This section provides information and guidelines to develop and implement a totally smokefree policy for sporting clubs.
Assess the current situation
It is important to consider the current situation, and how sporting club members and participants feel about going completely smokefree. You could ask for their suggestions at committee meetings and invite feedback on your proposal to become a smokefree club. This will help to assess the level of support in going smokefree and also any sources of resistance. You can even circulate a short survey to members.
View a sample club survey: The sample survey can be used to find out the opinions of club members before implementing a smokefree policy
Develop a smokefree policy and gain support from the committee
Developing a good smokefree policy requires providing information to members, considering feedback, and discussing the policy at the next committee meeting. This will help inform the decision about whether to go smokefree. It is important to ensure the committee supports the decision and identifies champions for the implementation of the policy. When developing the policy, remember to include their obligations to comply with existing legislation.
Finally, consider a compliance strategy to ensure everyone knows what is expected of them. A compliance strategy should outline strategies to assist people to follow the policy. You can include: asking people if they are aware of the bans, informing them where they can smoke and informing them of the reasons for the ban.
View the Sample smokefree policy for meeting existing legislation. This policy template can be used to ensure sporting clubs meet the existing minimum requirements for smokefree areas under the current legislation.
View the Sample smokefree policy for partially smokefree. This policy template can be used for implementing a smokefree policy, although a single smoking area out of line of sight of playing areas will be maintained.
View the Sample smokefree policy for completely smokefree. This policy template can be used to bring in a completely smokefree policy at sporting clubs; anyone who wishes to smoke will have to leave the premises
View how to approach non-compliance. This section explains some strategies for dealing with people who may continue to smoke in smokefree areas
Communicate the policy
Notify all club members, as well as its league / association and other local clubs of the new policy and the date it comes into effect. Remember that other people from outside the club will need to abide by the new policy and they will need to know about it. Promote the new policy to local media and community groups, like schools and kindergartens. This is a great way to be a leader in your community and show other clubs they can make the same positive changes.
View a sample communication text. This document contains templates for use by clubs to develop communication explaining their smokefree policy
Install signage in places where people currently smoke and where it is visible. Ensure there is some signage at the entrance of the ground and include some resources for people who may be interested in quitting themselves.

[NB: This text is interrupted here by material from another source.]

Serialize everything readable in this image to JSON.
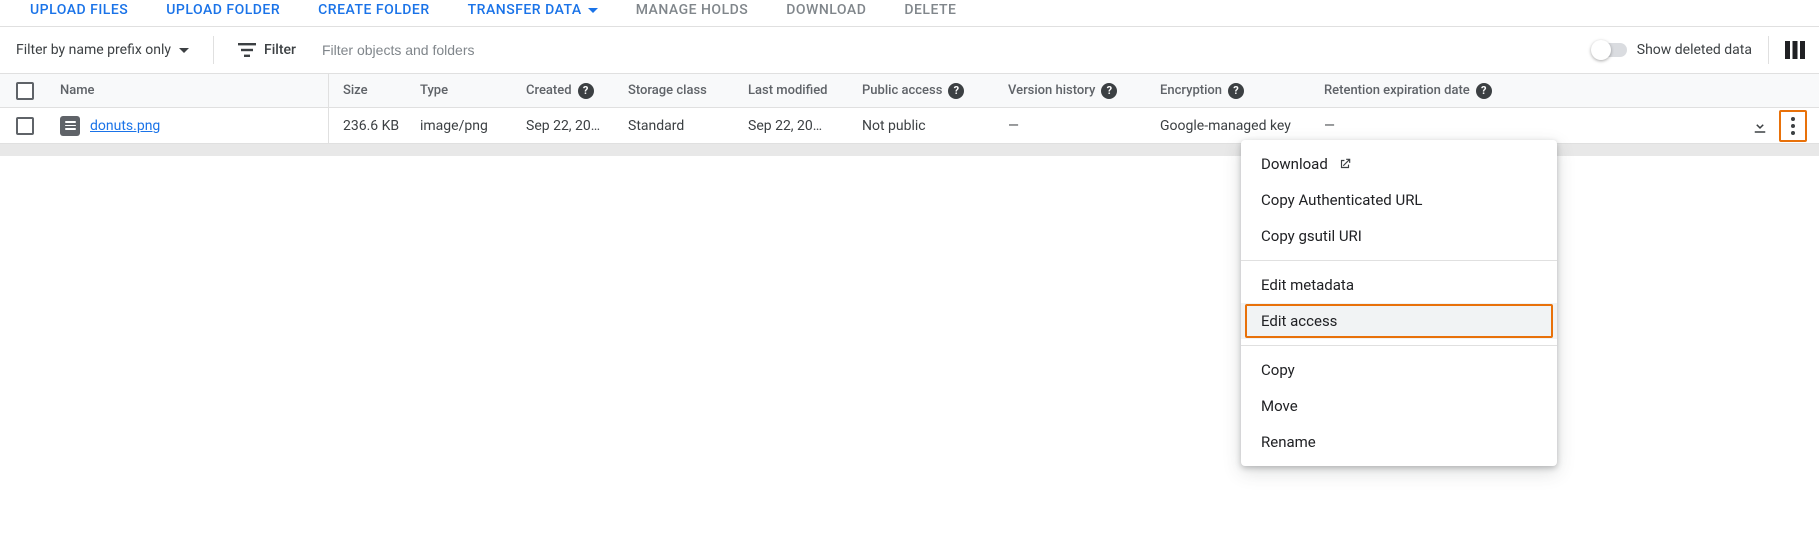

Make sure all signage and resources are in place before the start of the new policy so people will be prepared for the change.
Resources available from the Department of Health

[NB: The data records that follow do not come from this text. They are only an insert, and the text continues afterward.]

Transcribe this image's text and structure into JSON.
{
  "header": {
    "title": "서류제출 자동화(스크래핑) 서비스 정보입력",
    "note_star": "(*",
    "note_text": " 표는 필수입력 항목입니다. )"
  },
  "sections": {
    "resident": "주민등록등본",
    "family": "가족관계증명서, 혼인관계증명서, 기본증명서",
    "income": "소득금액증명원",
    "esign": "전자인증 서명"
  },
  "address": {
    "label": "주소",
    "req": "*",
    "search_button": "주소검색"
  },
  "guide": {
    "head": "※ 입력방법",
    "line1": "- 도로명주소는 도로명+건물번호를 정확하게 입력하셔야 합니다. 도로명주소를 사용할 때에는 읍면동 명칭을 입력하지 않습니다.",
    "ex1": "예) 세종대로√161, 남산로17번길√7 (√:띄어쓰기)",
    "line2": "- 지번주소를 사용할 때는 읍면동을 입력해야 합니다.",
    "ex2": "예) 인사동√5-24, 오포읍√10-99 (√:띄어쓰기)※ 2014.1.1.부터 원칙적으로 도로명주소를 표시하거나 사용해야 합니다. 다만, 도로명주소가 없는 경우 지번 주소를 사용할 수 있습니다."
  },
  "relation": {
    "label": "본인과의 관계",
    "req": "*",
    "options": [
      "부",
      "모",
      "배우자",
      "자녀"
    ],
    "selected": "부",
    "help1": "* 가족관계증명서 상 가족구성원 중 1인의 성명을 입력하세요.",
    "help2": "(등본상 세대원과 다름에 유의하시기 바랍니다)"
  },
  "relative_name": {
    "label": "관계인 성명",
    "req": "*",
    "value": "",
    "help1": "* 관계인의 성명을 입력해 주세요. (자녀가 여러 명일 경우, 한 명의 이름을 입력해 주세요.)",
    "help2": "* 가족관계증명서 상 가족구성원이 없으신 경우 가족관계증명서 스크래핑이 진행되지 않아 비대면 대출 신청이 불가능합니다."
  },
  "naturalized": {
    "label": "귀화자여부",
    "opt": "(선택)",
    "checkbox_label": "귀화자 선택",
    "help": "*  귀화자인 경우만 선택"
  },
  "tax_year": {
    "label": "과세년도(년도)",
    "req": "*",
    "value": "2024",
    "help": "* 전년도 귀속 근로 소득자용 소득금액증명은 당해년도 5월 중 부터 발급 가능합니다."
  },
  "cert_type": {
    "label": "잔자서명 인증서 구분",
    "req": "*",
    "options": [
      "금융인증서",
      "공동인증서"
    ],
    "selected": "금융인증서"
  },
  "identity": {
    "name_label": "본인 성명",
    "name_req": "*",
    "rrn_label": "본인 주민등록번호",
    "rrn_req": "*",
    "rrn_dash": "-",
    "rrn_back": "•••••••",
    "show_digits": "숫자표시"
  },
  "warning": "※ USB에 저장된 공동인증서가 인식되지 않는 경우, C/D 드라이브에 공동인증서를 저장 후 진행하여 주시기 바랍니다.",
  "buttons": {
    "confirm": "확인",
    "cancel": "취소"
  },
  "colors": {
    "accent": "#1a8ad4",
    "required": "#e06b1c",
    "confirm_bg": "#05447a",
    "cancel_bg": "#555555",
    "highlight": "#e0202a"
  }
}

Signs, posters and booklets can be ordered via an online order form on the Victorian Department of Health’s Tobacco Reforms website. Fact sheets are also available in Arabic, Chinese and Vietnamese.

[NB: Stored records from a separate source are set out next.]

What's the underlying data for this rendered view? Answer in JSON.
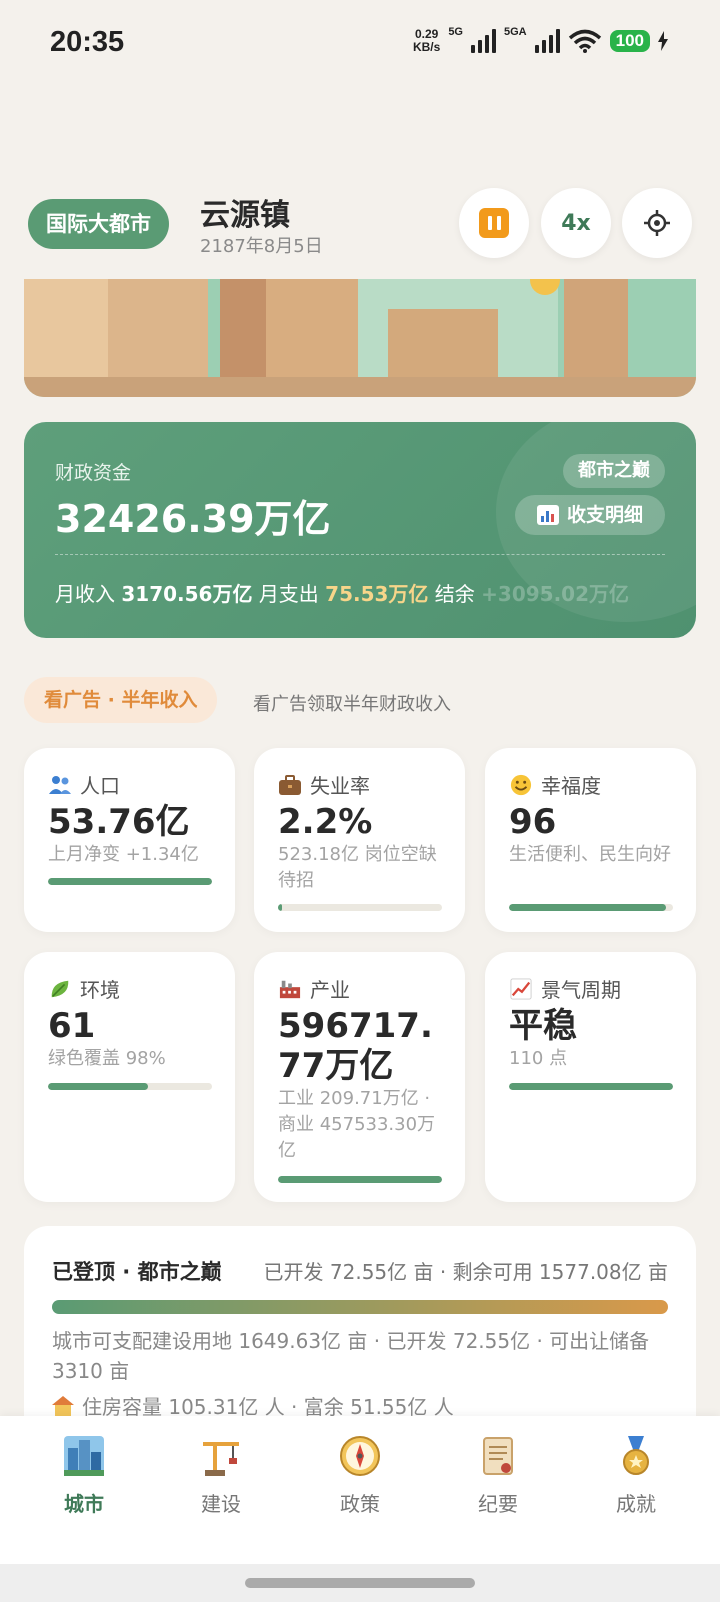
{
  "status_bar": {
    "time": "20:35",
    "speed_value": "0.29",
    "speed_unit": "KB/s",
    "net1": "5G",
    "net2": "5GA",
    "battery": "100"
  },
  "header": {
    "rank": "国际大都市",
    "town": "云源镇",
    "date": "2187年8月5日",
    "speed": "4x"
  },
  "finance": {
    "label": "财政资金",
    "amount": "32426.39万亿",
    "badge": "都市之巅",
    "detail_button": "收支明细",
    "income_label": "月收入",
    "income": "3170.56万亿",
    "expense_label": "月支出",
    "expense": "75.53万亿",
    "balance_label": "结余",
    "balance": "+3095.02万亿"
  },
  "ad": {
    "button": "看广告 · 半年收入",
    "hint": "看广告领取半年财政收入"
  },
  "stats": [
    {
      "title": "人口",
      "icon": "people-icon",
      "value": "53.76亿",
      "sub": "上月净变 +1.34亿",
      "progress": 1.0
    },
    {
      "title": "失业率",
      "icon": "briefcase-icon",
      "value": "2.2%",
      "sub": "523.18亿 岗位空缺待招",
      "progress": 0.022
    },
    {
      "title": "幸福度",
      "icon": "smile-icon",
      "value": "96",
      "sub": "生活便利、民生向好",
      "progress": 0.96
    },
    {
      "title": "环境",
      "icon": "leaf-icon",
      "value": "61",
      "sub": "绿色覆盖 98%",
      "progress": 0.61
    },
    {
      "title": "产业",
      "icon": "factory-icon",
      "value": "596717.77万亿",
      "sub": "工业 209.71万亿 · 商业 457533.30万亿",
      "progress": 1.0
    },
    {
      "title": "景气周期",
      "icon": "trend-chart-icon",
      "value": "平稳",
      "sub": "110 点",
      "progress": 1.0
    }
  ],
  "land": {
    "title": "已登顶 · 都市之巅",
    "summary": "已开发 72.55亿 亩 · 剩余可用 1577.08亿 亩",
    "detail": "城市可支配建设用地 1649.63亿 亩 · 已开发 72.55亿 · 可出让储备 3310 亩",
    "housing": "住房容量 105.31亿 人 · 富余 51.55亿 人"
  },
  "nav": [
    {
      "label": "城市",
      "icon": "city-icon",
      "active": true
    },
    {
      "label": "建设",
      "icon": "crane-icon",
      "active": false
    },
    {
      "label": "政策",
      "icon": "compass-icon",
      "active": false
    },
    {
      "label": "纪要",
      "icon": "scroll-icon",
      "active": false
    },
    {
      "label": "成就",
      "icon": "medal-icon",
      "active": false
    }
  ],
  "colors": {
    "accent": "#5a9b74",
    "orange": "#f29a1b",
    "ad_text": "#e08b3b",
    "expense": "#f7d58a"
  }
}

No smoking signs can be ordered by emailing firstname.lastname@example.org.
If clubs wish to implement their own total ban on smoking, a standard no smoking sign (without reference to the Tobacco Act 1987 and 'penalties may apply') in a Word or PDF format is available by contacting email@example.com.
Children’s area specific resources including signs, brochures, posters, palm cards and fact sheets are also available for download on the Victorian Department of Health’s Tobacco Reforms website. Fact sheets are also available in Simplified Chinese, Arabic, Dari, Karen and Vietnamese.
Consider if the policy and implementation has been a success. If you need to change anything or go back to one of the earlier steps, then do so and make sure the progress of the policy is communicated to club members.